PS4 Countdown: PS4 Vs The Competition
PS4 XBO Wii U 0 CommentsThe PS4 is less than two days away and we’re entering the home stretch in our feature countdown for the system. So far we’ve covered the launch line-up, the console's social features and how it works with the PS Vita.
With another console coming next week and the Wii U already released last year, for those not already having the system on pre-order, you might be interested in some comparisons between the three. If so, we’ve got you covered.
For the purposes of this article, we’re keeping the comparisons to the three major consoles and are excluding handhelds, Android devices and iOS devices.
Both the PS4 and Xbox One are built specifically for this as they both support low-power modes which allow them to connect to the internet and update themselves when the system isn’t in use.
As far as social interaction goes, both platforms will allow users to stream their gaming live on the internet as well as record and edit short movies that they can publish online for everyone to see. At launch the options are somewhat limited with a few partners although both companies have said they will open up the providers sometime after launch.
Both consoles are also continuing their media service push seen on the PS3 and Xbox 360, as your favorite apps like Netflix and Hulu will be available on both systems. The Wii U also has many of the same media services available on its system as well.
One big change this time around is that PlayStation Plus, the paid Sony service where buyers would receive free games and other goodies is required for online play. This brings the PS4 in line with the Xbox One as both consoles require their respective paid services to play online multiplayer.
As far as benefits go, PlayStation Plus is still arguably better offer than Xbox Live, being $10 cheaper and giving you more benefits. This month, PlayStation Plus offers two free PS4 games available for download at launch.
The Wii U doesn’t require a fee for online play, although due to that, support isn’t as widely available.

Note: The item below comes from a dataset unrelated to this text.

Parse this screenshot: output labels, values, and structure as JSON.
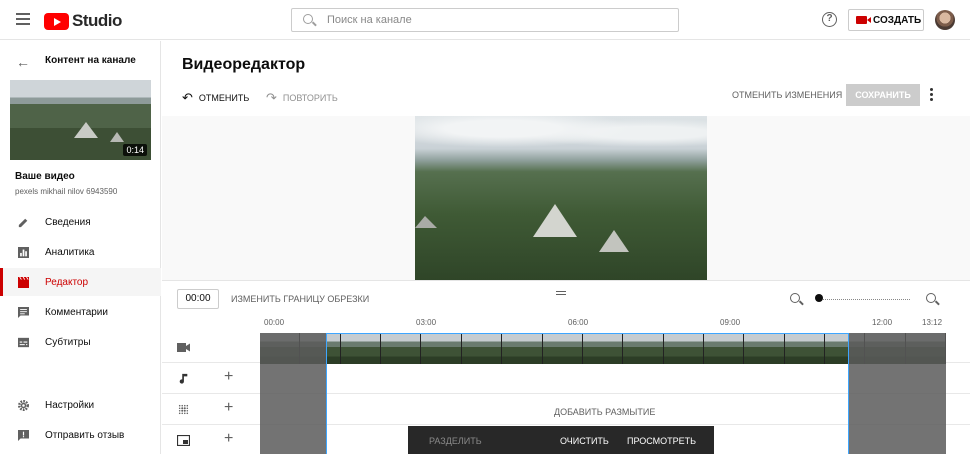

Off-TV Play & Second Screens
This featured was started back on the PSP thanks to Remote Play, albeit only supported by a select number of titles specifically coded to support the feature. The PS4 natively supports off-TV play outside of titles that require add-ons such as the new PlayStation Camera via its PlayStation Vita handheld. Nintendo’s Wii U also supports this thanks to its gamepad, although its support is up to the developer so the PS4’s near-universal support is a great plus.
As far as second screen functionality goes, all three consoles support it to varying degrees. Due to the Wii U’s gamepad we’ll probably see the most use here, with the PS4 and Xbox One likely having more limited uses depending on the game. At launch Microsoft appears to be pushing the use of this the most via their SmartGlass technology, but a possible future LittleBigPlanet title based off what we’ve seen from the current PS3-Vita usage should make for some interesting applications by the developers.
Right now the PS4 and Wii U are at the forefront of this battle. The Wii U has a decent start as its been around for a year now, but the level of support for the PS4 from the indie community is quite staggering and Sony has been heavily courting them, even going far enough to feature some of them in its recent press conferences.
After some reversals earlier this year, Microsoft has announced an ID@XBOX program for indie developers but news of the program isn’t expected till next year and the number of “indie” developers on the platform at launch is quite small at the moment.
Based off what we’ve seen so far, the PS4 is a good fit if you’re interested in both mainstream and indie titles. And if you’ve got a PlayStation Vita the inclusion of near-universal remote play is a great bonus.
Are you picking up a PS4 this Friday or planning on staking out a spot for a chance at one at your local retailer? Let us know in the comments below and check back tomorrow for more of our continuing PS4 feature coverage. comments powered by Disqus